Lectionary for Nov. 6, 2022
22nd Sunday after Pentecost
Job 19:23-27; Psalm 17:1-9;
2 Thessalonians 2:1-5, 13-17; Luke 20:27-38
All too often I feel like I’m lost in the weeds of Christianity. Which of the denominations and non-denominations has the most compelling vision of Christ? Which soteriological model best describes Jesus’ saving work? Can God make a rock so big that God can’t move it? Did “Knight George” (aka Martin Luther) or Jean Calvin have the better beard? All too infrequently I come back to the central issue: Jesus’ victory over the forces of sin and death must change everything (and already has). His resurrection after his unjust murder is the thing. Everything else flows from that. This week’s lectionary texts bring to the foreground the issue of resurrection.
First, we want to remember that whatever the author of Job was or wasn’t, that person was not a Christian. When Job speaks of suffering, death and the grave, we shouldn’t automatically assume that those concepts mean the same thing as they do for us. In the same way, when Job spoke about life after death, that concept didn’t mean the same thing to the author as it does for us today.

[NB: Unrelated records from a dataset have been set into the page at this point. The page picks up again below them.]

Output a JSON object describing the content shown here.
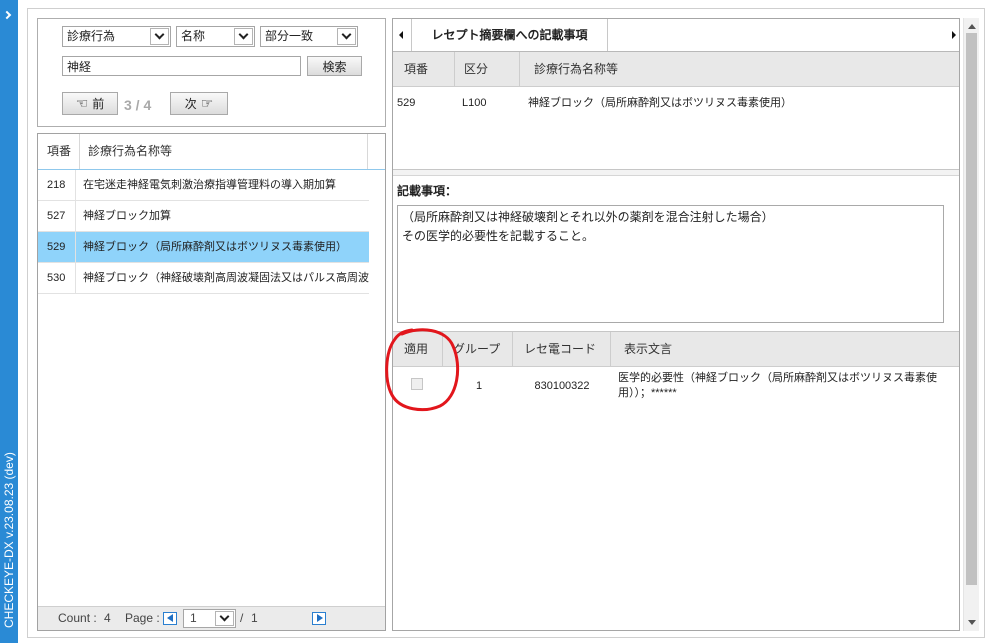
{
  "sidebar": {
    "toggle_icon": "chevron-right-icon",
    "version": "CHECKEYE-DX v.23.08.23 (dev)",
    "color": "#2a8ad5"
  },
  "search": {
    "category": "診療行為",
    "field": "名称",
    "match": "部分一致",
    "query": "神経",
    "search_button": "検索",
    "prev_button": "前",
    "prev_icon": "hand-pointing-left-icon",
    "position": "3 / 4",
    "next_button": "次",
    "next_icon": "hand-pointing-right-icon"
  },
  "results": {
    "columns": [
      "項番",
      "診療行為名称等"
    ],
    "rows": [
      {
        "no": "218",
        "name": "在宅迷走神経電気刺激治療指導管理料の導入期加算",
        "selected": false
      },
      {
        "no": "527",
        "name": "神経ブロック加算",
        "selected": false
      },
      {
        "no": "529",
        "name": "神経ブロック（局所麻酔剤又はボツリヌス毒素使用）",
        "selected": true
      },
      {
        "no": "530",
        "name": "神経ブロック（神経破壊剤高周波凝固法又はパルス高周波",
        "selected": false
      }
    ],
    "selected_color": "#8fd3fa",
    "footer": {
      "count_label": "Count :",
      "count": "4",
      "page_label": "Page :",
      "first_icon": "first-page-icon",
      "page": "1",
      "page_separator": "/",
      "total_pages": "1",
      "next_icon": "next-page-icon"
    }
  },
  "detail": {
    "tab": "レセプト摘要欄への記載事項",
    "columns": [
      "項番",
      "区分",
      "診療行為名称等"
    ],
    "row": {
      "no": "529",
      "category": "L100",
      "name": "神経ブロック（局所麻酔剤又はボツリヌス毒素使用）"
    },
    "notes_label": "記載事項：",
    "notes": "（局所麻酔剤又は神経破壊剤とそれ以外の薬剤を混合注射した場合）\nその医学的必要性を記載すること。",
    "comment_table": {
      "columns": [
        "適用",
        "グループ",
        "レセ電コード",
        "表示文言"
      ],
      "rows": [
        {
          "applied": false,
          "group": "1",
          "code": "830100322",
          "text": "医学的必要性（神経ブロック（局所麻酔剤又はボツリヌス毒素使用））；******"
        }
      ]
    }
  },
  "annotation": {
    "color": "#e2161c"
  }
}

Nevertheless, Job, despite his morally inexcusable suffering as part of a heavenly/hellish wager, confessed that he knew his redeemer lived (Job 19:25). Not only did his redeemer live, but Job, even after his skin and flesh were removed (presumably by worms), believed he would once again live and behold God from his own flesh (26) and see God with his resurrected eyes (27). While his “friends” told him that his theology and moral calculus were impossibly flawed, Job stubbornly clung to the belief that his assaulted body wasn’t the end of his story, and that the death of his children and the disease that he endured would one day be undone. He knew death wouldn’t be the end of the story of his body.
God doesn’t give up on physical bodies but redeems the dead, and this shapes how Christians think about life, death, justice, bodies, sin and righteousness.
In the first century, powerful men gathered against Jesus to attack his theology and understanding of how the world worked, just as Job’s friends did to him. In Luke 20, the priests and scribes, mostly belonging to the ideology of the Sadducees, were trying to undermine Jesus. First, they wanted to know by whose authority Jesus was preaching and teaching in the temple—in their domain (1-2). Jesus’ answers reinforced his popularity with the crowd while making the priests look silly. The scribes and priests didn’t dare to publicly arrest Jesus. Instead, they sought to draw him into rhetorical traps (19-20) to isolate him from his Jewish supporters. Their first attempt to ambush Jesus was to trap him into committing “treason” against the occupying Romans and, therefore, undercutting Jewish hopes for freedom. Jesus wisely found his way out of their trap.
The Sadducees’ next trap was also meant to peel off support for the preacher and miracle-worker from Galilee. This time, instead of tempting him with politics, they sought to ridicule Jesus’ religious convictions.
The Sadducees loved to mock the upstart Pharisees for the latter’s belief in the resurrection of the dead. On this occasion, they referenced a popular story from the book of Tobit (6:13-17) about a woman whose seven husbands had all died on their wedding nights before they could conceive children. Brothers at that time were obligated to marry their brother’s widow to raise up children to preserve the deceased’s name (Deuteronomy 25:5). The Sadducees then asked Jesus whose wife the woman would be in the resurrection. As he had done earlier, Jesus evaded their rhetorical trap by undermining the premise of the question. God will raise humans after death. But in the resurrection, people don’t marry and aren’t given in marriage (Luke 20:35).
Jesus went further in responding to those who mocked his promise of resurrection. Many passages in the Psalms, Job, Daniel and elsewhere can be interpreted to point to resurrection. Jesus focused on the books of Moses—the Sadducees’ favorites—to point out that they should have agreed with the Pharisees in hoping for the resurrection of the dead. Moses met the Lord as “the God of Abraham, the God of Isaac and the God of Jacob” (Exodus 3:6). Jesus told them that God wasn’t the analog of the Greek god Hades, as a lord of the dead. Instead, God is the God of the living (Luke 20:38). Even though Abraham, Isaac and Jacob died, God regarded them as already raised to life, even as we all await the general resurrection of all the dead.
Some teachers of the law, presumably Pharisees, loved Jesus’ answer (39). But others, the chief priests, for example, remained antagonistic to this interloper from Galilee and his ideas about the resurrection. Even in Jesus’ day—and certainly when Job was written—the idea of the resurrection was controversial. The same is true in our day, and the resurrection hope (that we share in some form with our Jewish and Muslim neighbors) is rejected and even mocked by others.
God doesn’t give up on physical bodies but redeems the dead, and this shapes how Christians think about life, death, justice, bodies, sin and righteousness. Jesus’ insistence on the resurrection—not just his, but ours—gives us courage and focus to follow Jesus in life, death and life again.